A 43-year-old lifelong fan named Tim bought goggles just for the occasion of cheering on the thrilling players from the Bird Bath but could muster only cautious optimism about ownership’s budgetary decisions.

“You’re going to have to upgrade the major-league roster with some kind of spend,” he said after noting his own considerations for the evening. He kept it “mellow” for this first splash zone visit by going with just the goggles and not adding a life jacket.

This, everyone seems to recognize, is probably just the beginning of an as-yet-undefined era in Baltimore.

“I think we've said from the beginning, when Mike Elias was brought in and when John Angelos, our CEO, put in the management team, that we were going to try new things, be open to new ideas,” Grondahl said. “And I think this idea, this concept is sort of indicative of the symbiotic relationship between the clubhouse and front office and all that positive culture that's been built over several years.”

After the first hint of success last season, Elias drew ire for hedging his bets and trading then-closer Jorge López to the Minnesota Twins. He was promptly vindicated when Félix Bautista took over as an even more dominant closer. This season, the move looks even better, thanks to Yennier Cano, the Cuban setup man who came over in the deal. Cano has thrown 18 2/3 innings, striking out 22 and allowing a difficult-to-critique total of zero runs.

Less clear is how well-stocked the Orioles rotation is for a summer of battle with the Tampa Bay Rays, New York Yankees, Toronto Blue Jays and Boston Red Sox. Baltimore’s pitching staff, as a whole, has been roughly average by park-adjusted ERA-, but the starting rotation has taken its lumps, ranking among the game’s 10 worst by the same metric. Many of its members — including elite prospect Grayson Rodriguez and Friday’s starter, Kyle Bradish — are working through the very early stages of what might be terrific careers, but a winter headlined by veteran mid-rotation starter Kyle Gibson didn’t inspire the same enthusiasm as Mr. Splash.

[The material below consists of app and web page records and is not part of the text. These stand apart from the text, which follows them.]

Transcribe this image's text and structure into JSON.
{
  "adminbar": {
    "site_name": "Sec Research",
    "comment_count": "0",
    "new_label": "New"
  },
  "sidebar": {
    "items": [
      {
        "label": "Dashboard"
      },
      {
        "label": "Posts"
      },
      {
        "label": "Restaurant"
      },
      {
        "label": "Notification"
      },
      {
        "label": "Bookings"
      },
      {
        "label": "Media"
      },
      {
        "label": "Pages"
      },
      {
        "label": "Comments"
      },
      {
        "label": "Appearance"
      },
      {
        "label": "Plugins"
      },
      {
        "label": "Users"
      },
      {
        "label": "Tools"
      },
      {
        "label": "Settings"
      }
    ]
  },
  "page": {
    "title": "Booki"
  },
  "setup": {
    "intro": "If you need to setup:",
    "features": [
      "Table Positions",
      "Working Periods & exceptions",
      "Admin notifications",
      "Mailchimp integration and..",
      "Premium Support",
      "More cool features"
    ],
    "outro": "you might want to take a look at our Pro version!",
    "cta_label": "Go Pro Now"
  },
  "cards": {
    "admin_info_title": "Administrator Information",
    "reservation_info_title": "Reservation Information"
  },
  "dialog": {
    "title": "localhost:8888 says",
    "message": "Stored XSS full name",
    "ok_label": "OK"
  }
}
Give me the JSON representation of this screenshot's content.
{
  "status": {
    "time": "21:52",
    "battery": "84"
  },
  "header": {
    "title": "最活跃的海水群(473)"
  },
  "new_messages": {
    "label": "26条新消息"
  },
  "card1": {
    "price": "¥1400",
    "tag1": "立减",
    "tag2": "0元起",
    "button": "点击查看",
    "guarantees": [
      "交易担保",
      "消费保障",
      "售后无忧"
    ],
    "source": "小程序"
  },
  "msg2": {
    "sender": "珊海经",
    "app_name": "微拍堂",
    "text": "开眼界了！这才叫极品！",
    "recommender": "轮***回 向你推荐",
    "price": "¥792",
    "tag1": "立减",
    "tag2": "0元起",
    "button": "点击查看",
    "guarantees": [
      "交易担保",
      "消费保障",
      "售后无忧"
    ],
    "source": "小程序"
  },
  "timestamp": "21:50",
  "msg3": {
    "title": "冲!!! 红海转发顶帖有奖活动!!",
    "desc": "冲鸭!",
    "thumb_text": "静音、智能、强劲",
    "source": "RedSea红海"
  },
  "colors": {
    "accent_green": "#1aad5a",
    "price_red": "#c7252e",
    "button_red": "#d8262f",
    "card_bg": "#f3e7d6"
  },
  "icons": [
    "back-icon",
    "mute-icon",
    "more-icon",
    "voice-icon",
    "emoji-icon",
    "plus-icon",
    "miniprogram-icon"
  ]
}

For now, though, the Orioles are winning big by giving their fans a team to love, to latch onto, to dream about. Hoff said he looks forward to buying playoff tickets, now that he has money to spend on them. Uebel, drenched by night’s end, said he came to multiple games per season, sometimes per month, even in the dark times. At some point, he acknowledged, the upward trajectory will collide with the realities of competition. And he will need the Orioles to keep winning.

“I live in Hoboken [in New Jersey], so a bunch of my friends are Yankees fans,” he said. “And they usually have the upper hand, but now it's our turn, so I'm ready for it. I'm ready to talk s*** when I get back.”